Natural assets of NY: growing immigrant population,  Also, academic research institutions

But: our universities were typically not as entrepreneurially minded as others.


We have to pay a lot more for our own staff in NY even than in CT.  The recession will alleviate this issue a bit.

When I was a kid, there were a lot of ethnic focused banks, e.g., a Chinese bank where the staff didn’t necessarily speak English.  These were a source of capital for entrepreneurs in the community.  Those banks have since been rolled up.


We moved out of NY because we couldn’t afford team.


I am very skeptical that the great NY universities can have an economic impact, because of the size and workforce of NY.  It won’t have much more impact than a great ballet.

Even MIT has not had a meaningful impact on the economy of MA. 



One of the reasons downtown became Silicon Alley : cheap office space

DUMBO is the only other area that attracted cheap startups, because it had amenities that the sort of people who run startups find attractive.


What is being done/should be done to promote pro-immigration policy change?


This has happened before.  In the 70s, immigrants saved communities like Flushing that were empty. 

We may see NY political leadership suddenly hungry to diversify out of Wall Street.  NY hasn’t been serious about that for a long time.


Know-how of a chip manufacturing organization is at multiple levels: how to run a semiconductor plant, how to design it, how to clean a clean room.

Universities build the high-level know-how, but it’s the least rooted type of know-how.

The other types of know-how are typically much more rooted.

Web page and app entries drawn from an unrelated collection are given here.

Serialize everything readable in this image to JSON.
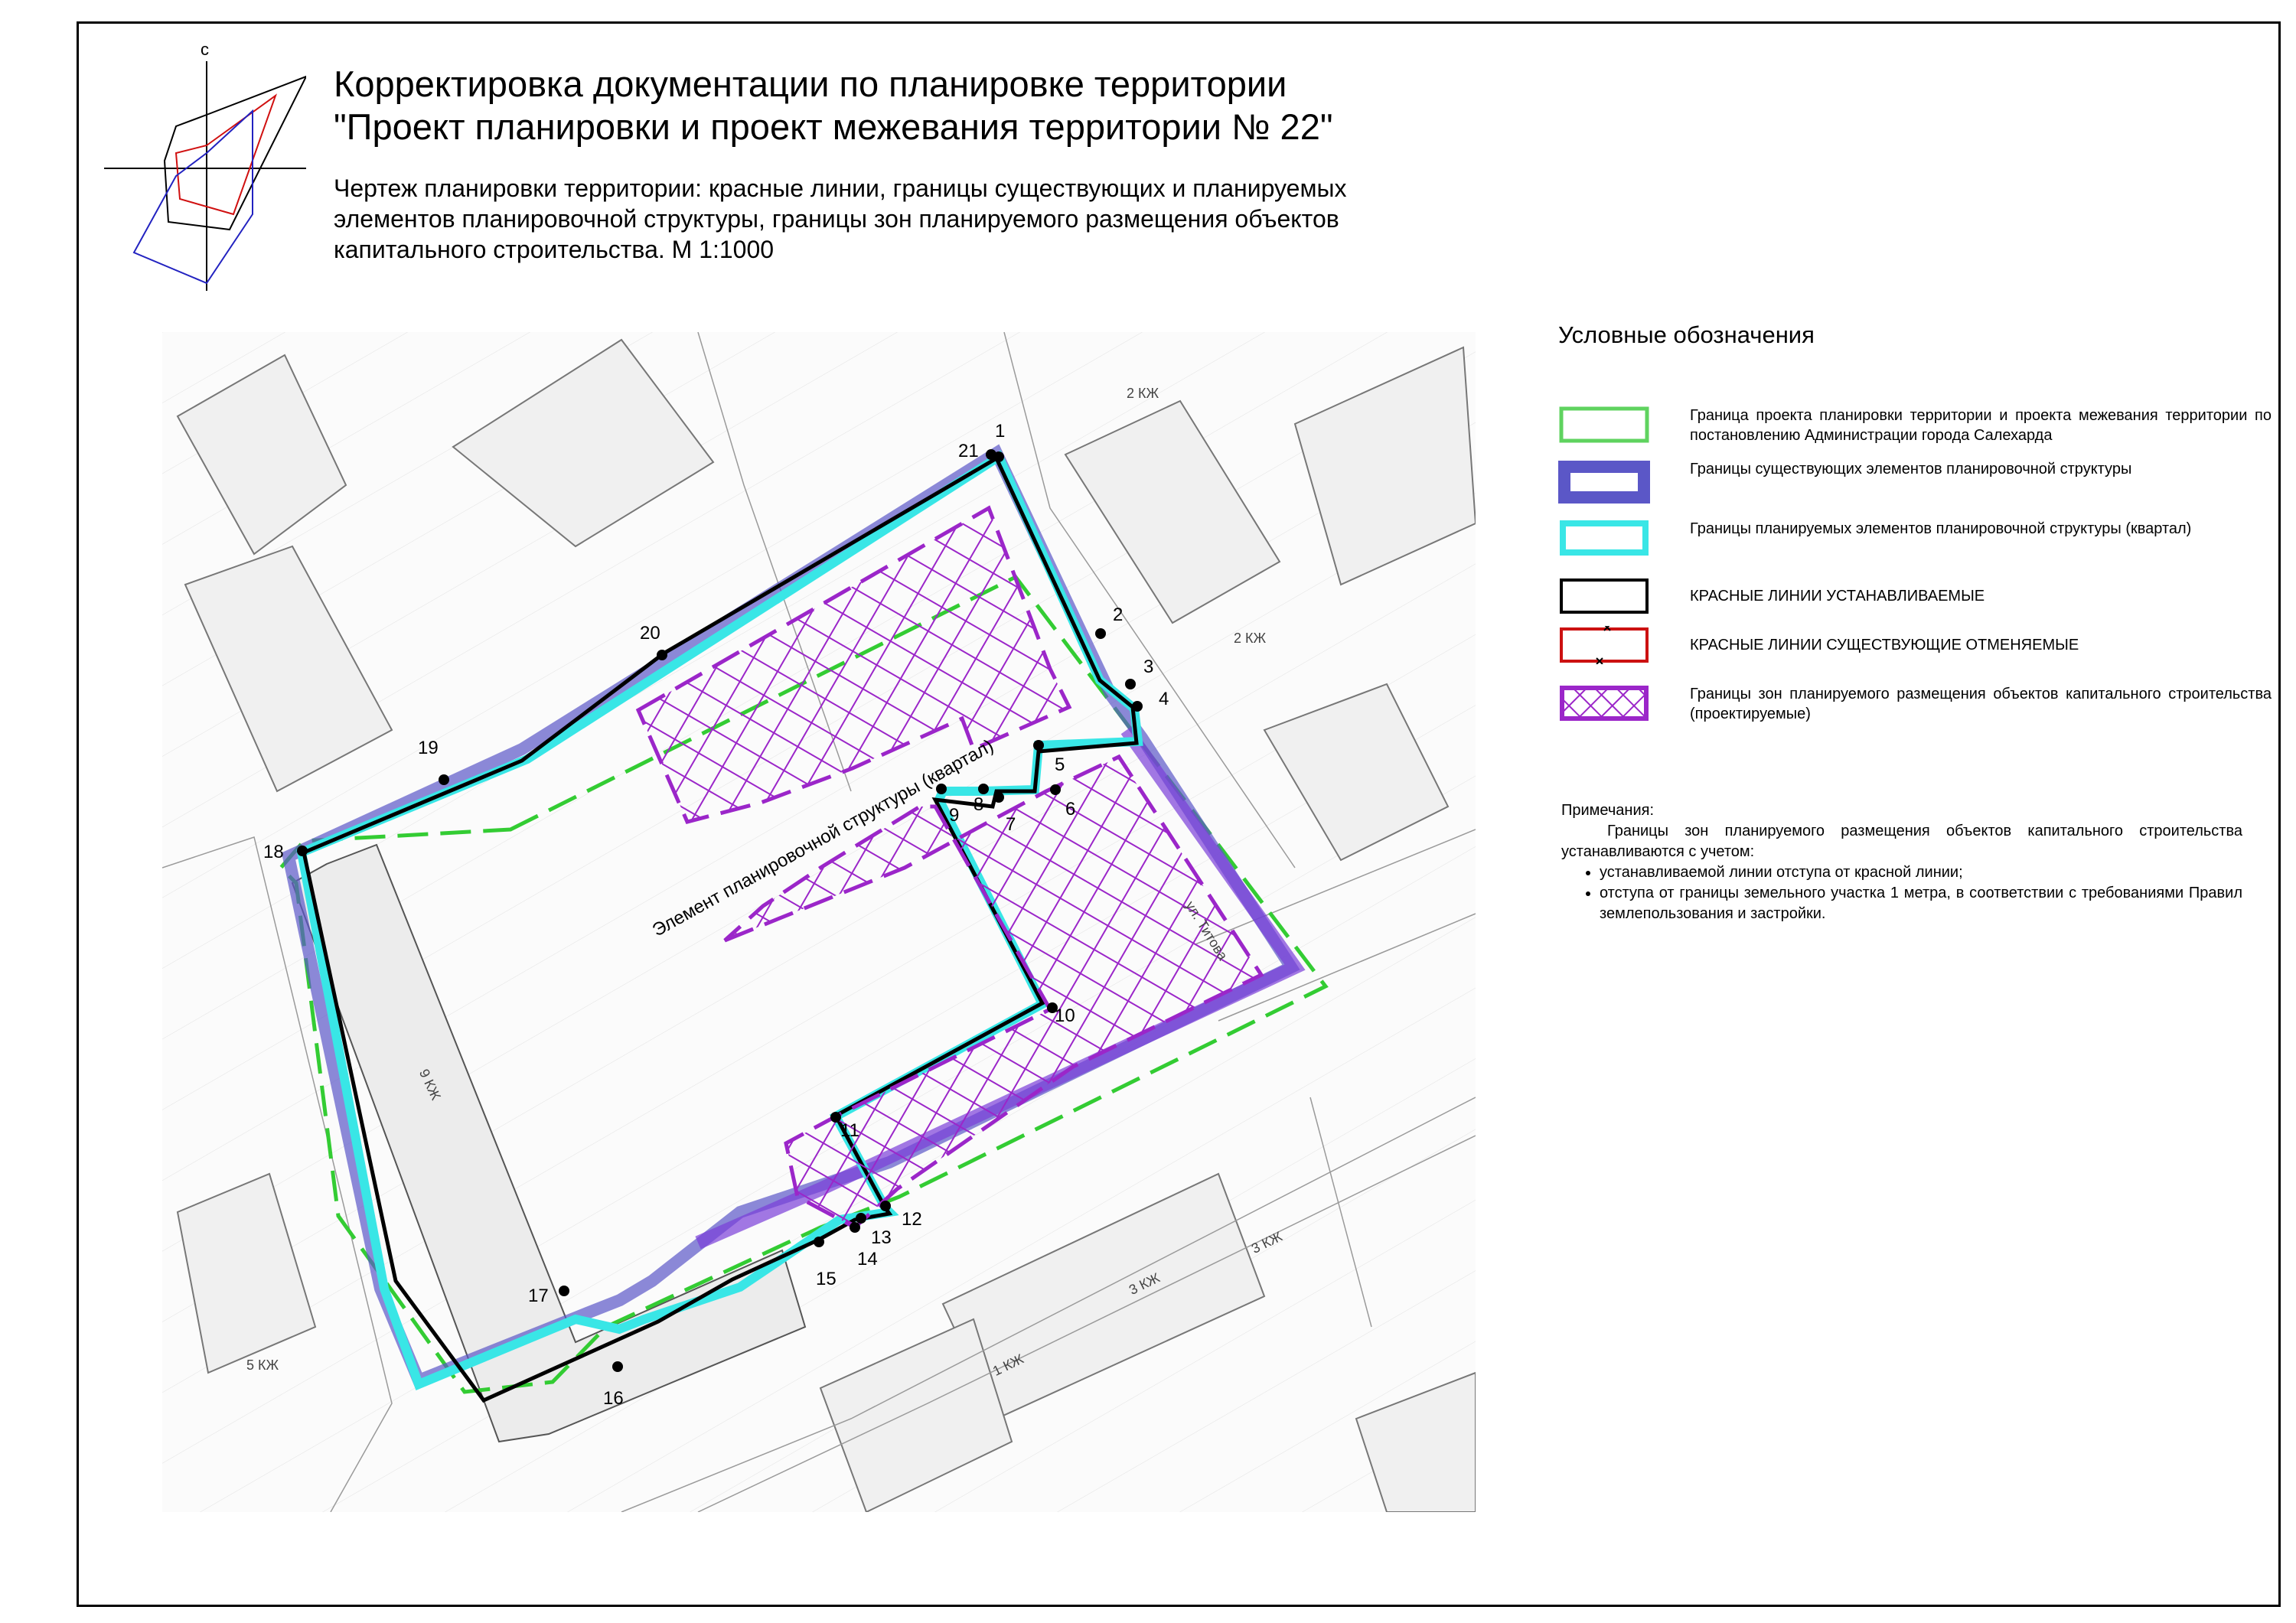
{
  "title": {
    "line1": "Корректировка документации по планировке территории",
    "line2": "\"Проект планировки и проект межевания территории № 22\""
  },
  "subtitle": {
    "line1": "Чертеж планировки территории: красные линии, границы существующих и планируемых",
    "line2": "элементов планировочной структуры, границы зон планируемого размещения объектов",
    "line3": "капитального строительства. М 1:1000"
  },
  "compass": {
    "north_label": "с"
  },
  "map": {
    "element_caption": "Элемент планировочной структуры (квартал)",
    "points": [
      "1",
      "2",
      "3",
      "4",
      "5",
      "6",
      "7",
      "8",
      "9",
      "10",
      "11",
      "12",
      "13",
      "14",
      "15",
      "16",
      "17",
      "18",
      "19",
      "20",
      "21"
    ],
    "street_label": "ул. Титова",
    "block_labels": [
      "1 КЖ",
      "3 КЖ",
      "3 КЖ",
      "2 КЖ",
      "2 КЖ",
      "5 КЖ",
      "9 КЖ"
    ]
  },
  "legend": {
    "title": "Условные  обозначения",
    "items": [
      {
        "text": "Граница проекта планировки территории и проекта межевания территории по постановлению Администрации города Салехарда",
        "color": "#5fd35f"
      },
      {
        "text": "Границы существующих элементов планировочной структуры",
        "color": "#5b57c7"
      },
      {
        "text": "Границы планируемых элементов планировочной структуры (квартал)",
        "color": "#39e6e6"
      },
      {
        "text": "КРАСНЫЕ ЛИНИИ УСТАНАВЛИВАЕМЫЕ",
        "color": "#000000"
      },
      {
        "text": "КРАСНЫЕ ЛИНИИ СУЩЕСТВУЮЩИЕ ОТМЕНЯЕМЫЕ",
        "color": "#cc1111"
      },
      {
        "text": "Границы зон планируемого размещения объектов капитального строительства (проектируемые)",
        "color": "#9b26c9"
      }
    ]
  },
  "notes": {
    "title": "Примечания:",
    "paragraph": "Границы зон планируемого размещения объектов капитального строительства устанавливаются с учетом:",
    "bullets": [
      "устанавливаемой линии отступа от красной линии;",
      "отступа от границы земельного участка 1 метра, в соответствии с требованиями Правил землепользования и застройки."
    ]
  }
}
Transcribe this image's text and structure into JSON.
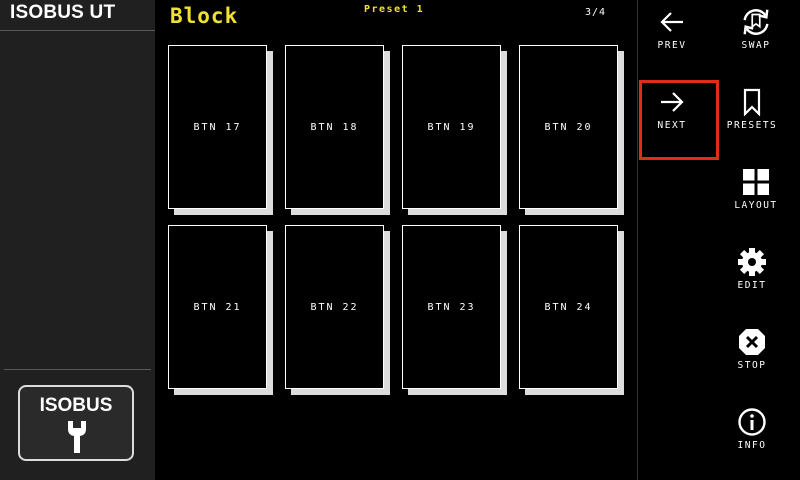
{
  "app": {
    "title": "ISOBUS UT"
  },
  "left": {
    "isobus_label": "ISOBUS"
  },
  "main": {
    "title": "Block",
    "preset": "Preset 1",
    "page": "3/4",
    "buttons": [
      "BTN 17",
      "BTN 18",
      "BTN 19",
      "BTN 20",
      "BTN 21",
      "BTN 22",
      "BTN 23",
      "BTN 24"
    ]
  },
  "sidebar": {
    "prev": "PREV",
    "swap": "SWAP",
    "next": "NEXT",
    "presets": "PRESETS",
    "layout": "LAYOUT",
    "edit": "EDIT",
    "stop": "STOP",
    "info": "INFO"
  },
  "colors": {
    "accent": "#f0e130",
    "highlight": "#e32b1c",
    "panel": "#202020"
  }
}
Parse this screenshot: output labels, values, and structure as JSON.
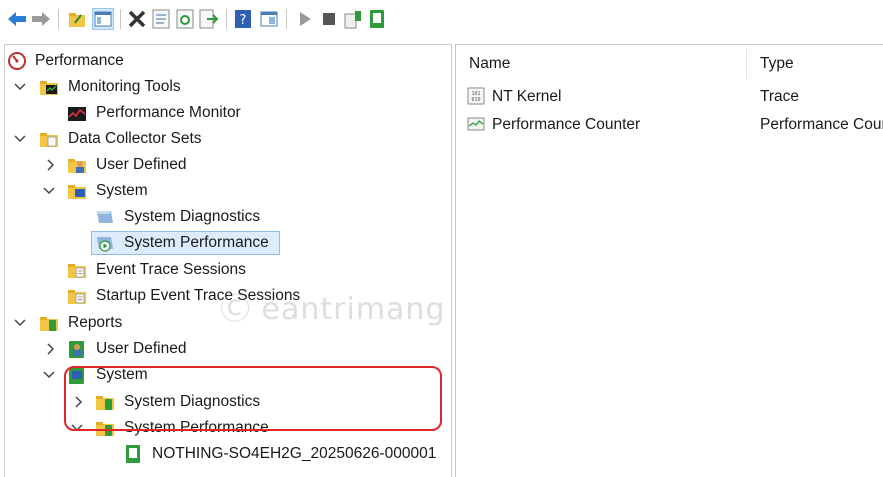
{
  "toolbar": {
    "buttons": [
      "back-icon",
      "forward-icon",
      "up-folder-icon",
      "show-hide-tree-icon",
      "delete-icon",
      "properties-icon",
      "refresh-icon",
      "export-list-icon",
      "help-icon",
      "view-icon",
      "start-icon",
      "stop-icon",
      "new-data-collector-icon",
      "latest-report-icon"
    ]
  },
  "tree": {
    "root": "Performance",
    "monitoring_tools": "Monitoring Tools",
    "performance_monitor": "Performance Monitor",
    "data_collector_sets": "Data Collector Sets",
    "dcs_user_defined": "User Defined",
    "dcs_system": "System",
    "dcs_system_diagnostics": "System Diagnostics",
    "dcs_system_performance": "System Performance",
    "event_trace_sessions": "Event Trace Sessions",
    "startup_event_trace_sessions": "Startup Event Trace Sessions",
    "reports": "Reports",
    "rep_user_defined": "User Defined",
    "rep_system": "System",
    "rep_system_diagnostics": "System Diagnostics",
    "rep_system_performance": "System Performance",
    "report_file": "NOTHING-SO4EH2G_20250626-000001"
  },
  "list": {
    "headers": {
      "name": "Name",
      "type": "Type"
    },
    "rows": [
      {
        "name": "NT Kernel",
        "type": "Trace"
      },
      {
        "name": "Performance Counter",
        "type": "Performance Counter"
      }
    ]
  },
  "watermark": "Ⓒ eantrimang",
  "colors": {
    "accent_highlight": "#e0262b",
    "selection": "#dcecfc",
    "selection_border": "#8fbde8"
  }
}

Very little of Apple’s products draw on know-how from Stanford.

The integrative ability creates prosperity


Quick fixes: open-source all of university’s IP to startups that use the tech locally.  The licensing revenue the universities get is trivial.  Any startup that stays in NY for 5 years should be able to use Columbia’s IP to start a startup for free.


Silicon Alley is the wrong name.  Where is the nearest silicon wafer fab?


The VCs who specialize in tech/biotech tend not to be based here.